Set down every line of the data exactly, skipping the pictures.
(PROVIDED ENTRIES Opens)
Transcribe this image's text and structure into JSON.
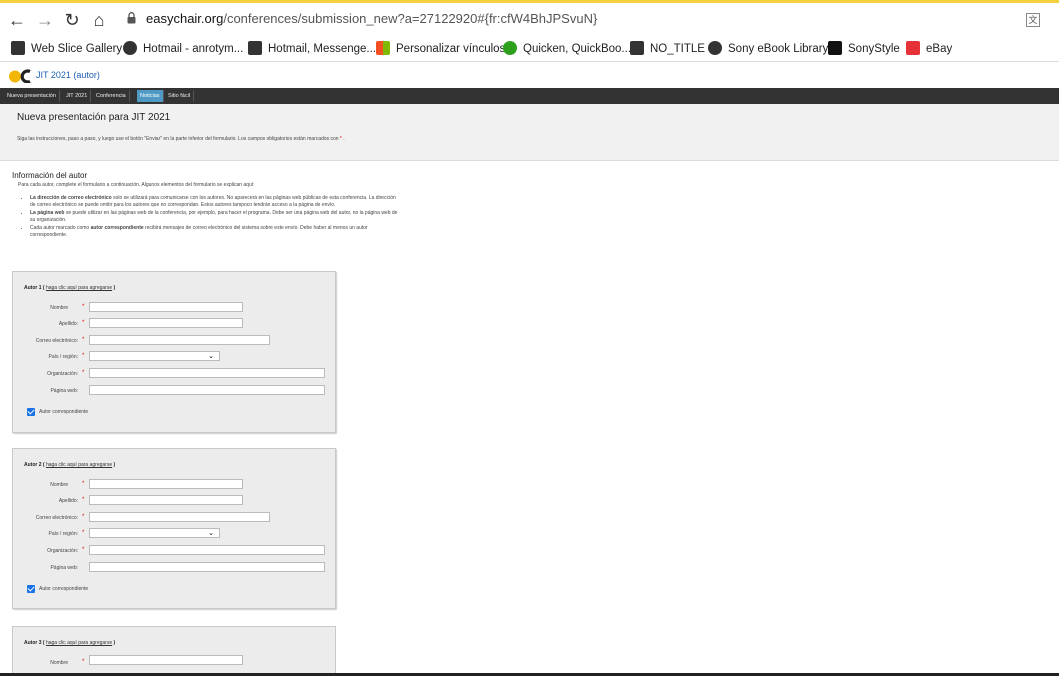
{
  "browser": {
    "url_host": "easychair.org",
    "url_path": "/conferences/submission_new?a=27122920#{fr:cfW4BhJPSvuN}"
  },
  "bookmarks": [
    {
      "label": "Web Slice Gallery",
      "color": "#333333"
    },
    {
      "label": "Hotmail - anrotym...",
      "color": "#333333"
    },
    {
      "label": "Hotmail, Messenge...",
      "color": "#333333"
    },
    {
      "label": "Personalizar vínculos",
      "color": "#f25022"
    },
    {
      "label": "Quicken, QuickBoo...",
      "color": "#2ca01c"
    },
    {
      "label": "NO_TITLE",
      "color": "#333333"
    },
    {
      "label": "Sony eBook Library",
      "color": "#333333"
    },
    {
      "label": "SonyStyle",
      "color": "#111111"
    },
    {
      "label": "eBay",
      "color": "#e53238"
    }
  ],
  "site": {
    "title": "JIT 2021 (autor)",
    "menu": [
      "Nueva presentación",
      "JIT 2021",
      "Conferencia",
      "Noticias",
      "Sitio fácil"
    ],
    "active_menu": "Noticias"
  },
  "page": {
    "title": "Nueva presentación para JIT 2021",
    "intro": "Siga las instrucciones, paso a paso, y luego use el botón \"Enviar\" en la parte inferior del formulario. Los campos obligatorios están marcados con",
    "intro_star": "*",
    "section_title": "Información del autor",
    "section_sub": "Para cada autor, complete el formulario a continuación. Algunos elementos del formulario se explican aquí:",
    "bullets": [
      {
        "bold": "La dirección de correo electrónico",
        "text": " solo se utilizará para comunicarse con los autores. No aparecerá en las páginas web públicas de esta conferencia. La dirección de correo electrónico se puede omitir para los autores que no correspondan. Estos autores tampoco tendrán acceso a la página de envío."
      },
      {
        "bold": "La página web",
        "text": " se puede utilizar en las páginas web de la conferencia, por ejemplo, para hacer el programa. Debe ser una página web del autor, no la página web de su organización."
      },
      {
        "pre": "Cada autor marcado como ",
        "bold": "autor correspondiente",
        "text": " recibirá mensajes de correo electrónico del sistema sobre este envío. Debe haber al menos un autor correspondiente."
      }
    ]
  },
  "form": {
    "add_link": "haga clic aquí para agregarse",
    "fields": {
      "nombre": "Nombre",
      "apellido": "Apellido:",
      "email": "Correo electrónico:",
      "pais": "País / región:",
      "org": "Organización:",
      "web": "Página web:"
    },
    "required_star": "*",
    "corresponding_label": "Autor correspondiente",
    "authors": [
      {
        "title": "Autor 1",
        "corresponding": true
      },
      {
        "title": "Autor 2",
        "corresponding": true
      },
      {
        "title": "Autor 3",
        "corresponding": false
      }
    ]
  }
}
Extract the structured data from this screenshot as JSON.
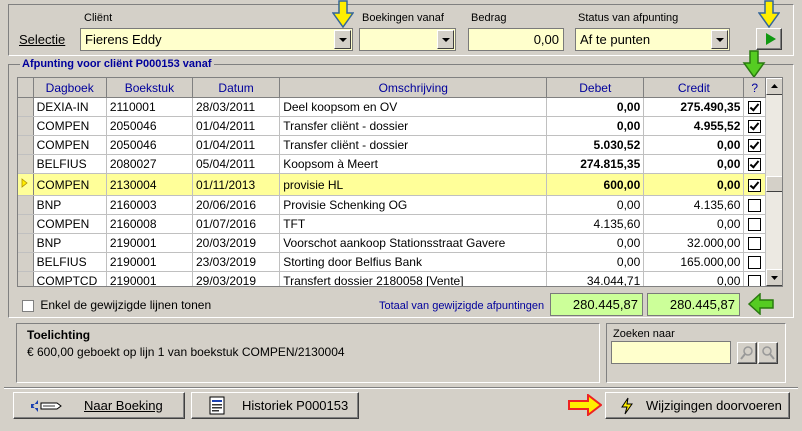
{
  "selectie": {
    "label": "Selectie",
    "client_label": "Cliënt",
    "client_value": "Fierens Eddy",
    "boekingen_label": "Boekingen vanaf",
    "boekingen_value": "",
    "bedrag_label": "Bedrag",
    "bedrag_value": "0,00",
    "status_label": "Status van afpunting",
    "status_value": "Af te punten"
  },
  "grid": {
    "title": "Afpunting voor cliënt P000153 vanaf",
    "columns": [
      "Dagboek",
      "Boekstuk",
      "Datum",
      "Omschrijving",
      "Debet",
      "Credit",
      "?"
    ],
    "rows": [
      {
        "dagboek": "DEXIA-IN",
        "boekstuk": "2110001",
        "datum": "28/03/2011",
        "omschrijving": "Deel koopsom en OV",
        "debet": "0,00",
        "credit": "275.490,35",
        "checked": true,
        "bold": true,
        "selected": false
      },
      {
        "dagboek": "COMPEN",
        "boekstuk": "2050046",
        "datum": "01/04/2011",
        "omschrijving": "Transfer cliënt - dossier",
        "debet": "0,00",
        "credit": "4.955,52",
        "checked": true,
        "bold": true,
        "selected": false
      },
      {
        "dagboek": "COMPEN",
        "boekstuk": "2050046",
        "datum": "01/04/2011",
        "omschrijving": "Transfer cliënt - dossier",
        "debet": "5.030,52",
        "credit": "0,00",
        "checked": true,
        "bold": true,
        "selected": false
      },
      {
        "dagboek": "BELFIUS",
        "boekstuk": "2080027",
        "datum": "05/04/2011",
        "omschrijving": "Koopsom à Meert",
        "debet": "274.815,35",
        "credit": "0,00",
        "checked": true,
        "bold": true,
        "selected": false
      },
      {
        "dagboek": "COMPEN",
        "boekstuk": "2130004",
        "datum": "01/11/2013",
        "omschrijving": "provisie HL",
        "debet": "600,00",
        "credit": "0,00",
        "checked": true,
        "bold": true,
        "selected": true
      },
      {
        "dagboek": "BNP",
        "boekstuk": "2160003",
        "datum": "20/06/2016",
        "omschrijving": "Provisie Schenking OG",
        "debet": "0,00",
        "credit": "4.135,60",
        "checked": false,
        "bold": false,
        "selected": false
      },
      {
        "dagboek": "COMPEN",
        "boekstuk": "2160008",
        "datum": "01/07/2016",
        "omschrijving": "TFT",
        "debet": "4.135,60",
        "credit": "0,00",
        "checked": false,
        "bold": false,
        "selected": false
      },
      {
        "dagboek": "BNP",
        "boekstuk": "2190001",
        "datum": "20/03/2019",
        "omschrijving": "Voorschot aankoop Stationsstraat Gavere",
        "debet": "0,00",
        "credit": "32.000,00",
        "checked": false,
        "bold": false,
        "selected": false
      },
      {
        "dagboek": "BELFIUS",
        "boekstuk": "2190001",
        "datum": "23/03/2019",
        "omschrijving": "Storting door Belfius Bank",
        "debet": "0,00",
        "credit": "165.000,00",
        "checked": false,
        "bold": false,
        "selected": false
      },
      {
        "dagboek": "COMPTCD",
        "boekstuk": "2190001",
        "datum": "29/03/2019",
        "omschrijving": "Transfert dossier 2180058 [Vente]",
        "debet": "34.044,71",
        "credit": "0,00",
        "checked": false,
        "bold": false,
        "selected": false
      }
    ]
  },
  "footer": {
    "only_changed_label": "Enkel de gewijzigde lijnen tonen",
    "totaal_label": "Totaal van gewijzigde afpuntingen",
    "totaal_debet": "280.445,87",
    "totaal_credit": "280.445,87"
  },
  "toelichting": {
    "title": "Toelichting",
    "text": "€ 600,00 geboekt op lijn 1 van boekstuk COMPEN/2130004"
  },
  "zoeken": {
    "label": "Zoeken naar",
    "value": ""
  },
  "buttons": {
    "naar_boeking": "Naar Boeking",
    "historiek": "Historiek P000153",
    "wijzigingen": "Wijzigingen doorvoeren"
  },
  "colors": {
    "field_bg": "#ffffcc",
    "selected_row": "#ffff99",
    "total_bg": "#ccff99",
    "arrow_yellow": "#ffee00",
    "arrow_green": "#55cc22",
    "arrow_red": "#ee2222"
  }
}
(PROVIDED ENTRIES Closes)
• ANSWER TO THIS EXERCISE
Transcribe this image's text and structure into JSON.
{
  "browser": {
    "url_host": "easychair.org",
    "url_path": "/conferences/submission_new?a=27122920#{fr:cfW4BhJPSvuN}"
  },
  "bookmarks": [
    {
      "label": "Web Slice Gallery",
      "color": "#333333"
    },
    {
      "label": "Hotmail - anrotym...",
      "color": "#333333"
    },
    {
      "label": "Hotmail, Messenge...",
      "color": "#333333"
    },
    {
      "label": "Personalizar vínculos",
      "color": "#f25022"
    },
    {
      "label": "Quicken, QuickBoo...",
      "color": "#2ca01c"
    },
    {
      "label": "NO_TITLE",
      "color": "#333333"
    },
    {
      "label": "Sony eBook Library",
      "color": "#333333"
    },
    {
      "label": "SonyStyle",
      "color": "#111111"
    },
    {
      "label": "eBay",
      "color": "#e53238"
    }
  ],
  "site": {
    "title": "JIT 2021 (autor)",
    "menu": [
      "Nueva presentación",
      "JIT 2021",
      "Conferencia",
      "Noticias",
      "Sitio fácil"
    ],
    "active_menu": "Noticias"
  },
  "page": {
    "title": "Nueva presentación para JIT 2021",
    "intro": "Siga las instrucciones, paso a paso, y luego use el botón \"Enviar\" en la parte inferior del formulario. Los campos obligatorios están marcados con",
    "intro_star": "*",
    "section_title": "Información del autor",
    "section_sub": "Para cada autor, complete el formulario a continuación. Algunos elementos del formulario se explican aquí:",
    "bullets": [
      {
        "bold": "La dirección de correo electrónico",
        "text": " solo se utilizará para comunicarse con los autores. No aparecerá en las páginas web públicas de esta conferencia. La dirección de correo electrónico se puede omitir para los autores que no correspondan. Estos autores tampoco tendrán acceso a la página de envío."
      },
      {
        "bold": "La página web",
        "text": " se puede utilizar en las páginas web de la conferencia, por ejemplo, para hacer el programa. Debe ser una página web del autor, no la página web de su organización."
      },
      {
        "pre": "Cada autor marcado como ",
        "bold": "autor correspondiente",
        "text": " recibirá mensajes de correo electrónico del sistema sobre este envío. Debe haber al menos un autor correspondiente."
      }
    ]
  },
  "form": {
    "add_link": "haga clic aquí para agregarse",
    "fields": {
      "nombre": "Nombre",
      "apellido": "Apellido:",
      "email": "Correo electrónico:",
      "pais": "País / región:",
      "org": "Organización:",
      "web": "Página web:"
    },
    "required_star": "*",
    "corresponding_label": "Autor correspondiente",
    "authors": [
      {
        "title": "Autor 1",
        "corresponding": true
      },
      {
        "title": "Autor 2",
        "corresponding": true
      },
      {
        "title": "Autor 3",
        "corresponding": false
      }
    ]
  }
}
Extract the structured data from this screenshot as JSON.
{
  "selectie": {
    "label": "Selectie",
    "client_label": "Cliënt",
    "client_value": "Fierens Eddy",
    "boekingen_label": "Boekingen vanaf",
    "boekingen_value": "",
    "bedrag_label": "Bedrag",
    "bedrag_value": "0,00",
    "status_label": "Status van afpunting",
    "status_value": "Af te punten"
  },
  "grid": {
    "title": "Afpunting voor cliënt P000153 vanaf",
    "columns": [
      "Dagboek",
      "Boekstuk",
      "Datum",
      "Omschrijving",
      "Debet",
      "Credit",
      "?"
    ],
    "rows": [
      {
        "dagboek": "DEXIA-IN",
        "boekstuk": "2110001",
        "datum": "28/03/2011",
        "omschrijving": "Deel koopsom en OV",
        "debet": "0,00",
        "credit": "275.490,35",
        "checked": true,
        "bold": true,
        "selected": false
      },
      {
        "dagboek": "COMPEN",
        "boekstuk": "2050046",
        "datum": "01/04/2011",
        "omschrijving": "Transfer cliënt - dossier",
        "debet": "0,00",
        "credit": "4.955,52",
        "checked": true,
        "bold": true,
        "selected": false
      },
      {
        "dagboek": "COMPEN",
        "boekstuk": "2050046",
        "datum": "01/04/2011",
        "omschrijving": "Transfer cliënt - dossier",
        "debet": "5.030,52",
        "credit": "0,00",
        "checked": true,
        "bold": true,
        "selected": false
      },
      {
        "dagboek": "BELFIUS",
        "boekstuk": "2080027",
        "datum": "05/04/2011",
        "omschrijving": "Koopsom à Meert",
        "debet": "274.815,35",
        "credit": "0,00",
        "checked": true,
        "bold": true,
        "selected": false
      },
      {
        "dagboek": "COMPEN",
        "boekstuk": "2130004",
        "datum": "01/11/2013",
        "omschrijving": "provisie HL",
        "debet": "600,00",
        "credit": "0,00",
        "checked": true,
        "bold": true,
        "selected": true
      },
      {
        "dagboek": "BNP",
        "boekstuk": "2160003",
        "datum": "20/06/2016",
        "omschrijving": "Provisie Schenking OG",
        "debet": "0,00",
        "credit": "4.135,60",
        "checked": false,
        "bold": false,
        "selected": false
      },
      {
        "dagboek": "COMPEN",
        "boekstuk": "2160008",
        "datum": "01/07/2016",
        "omschrijving": "TFT",
        "debet": "4.135,60",
        "credit": "0,00",
        "checked": false,
        "bold": false,
        "selected": false
      },
      {
        "dagboek": "BNP",
        "boekstuk": "2190001",
        "datum": "20/03/2019",
        "omschrijving": "Voorschot aankoop Stationsstraat Gavere",
        "debet": "0,00",
        "credit": "32.000,00",
        "checked": false,
        "bold": false,
        "selected": false
      },
      {
        "dagboek": "BELFIUS",
        "boekstuk": "2190001",
        "datum": "23/03/2019",
        "omschrijving": "Storting door Belfius Bank",
        "debet": "0,00",
        "credit": "165.000,00",
        "checked": false,
        "bold": false,
        "selected": false
      },
      {
        "dagboek": "COMPTCD",
        "boekstuk": "2190001",
        "datum": "29/03/2019",
        "omschrijving": "Transfert dossier 2180058 [Vente]",
        "debet": "34.044,71",
        "credit": "0,00",
        "checked": false,
        "bold": false,
        "selected": false
      }
    ]
  },
  "footer": {
    "only_changed_label": "Enkel de gewijzigde lijnen tonen",
    "totaal_label": "Totaal van gewijzigde afpuntingen",
    "totaal_debet": "280.445,87",
    "totaal_credit": "280.445,87"
  },
  "toelichting": {
    "title": "Toelichting",
    "text": "€ 600,00 geboekt op lijn 1 van boekstuk COMPEN/2130004"
  },
  "zoeken": {
    "label": "Zoeken naar",
    "value": ""
  },
  "buttons": {
    "naar_boeking": "Naar Boeking",
    "historiek": "Historiek P000153",
    "wijzigingen": "Wijzigingen doorvoeren"
  },
  "colors": {
    "field_bg": "#ffffcc",
    "selected_row": "#ffff99",
    "total_bg": "#ccff99",
    "arrow_yellow": "#ffee00",
    "arrow_green": "#55cc22",
    "arrow_red": "#ee2222"
  }
}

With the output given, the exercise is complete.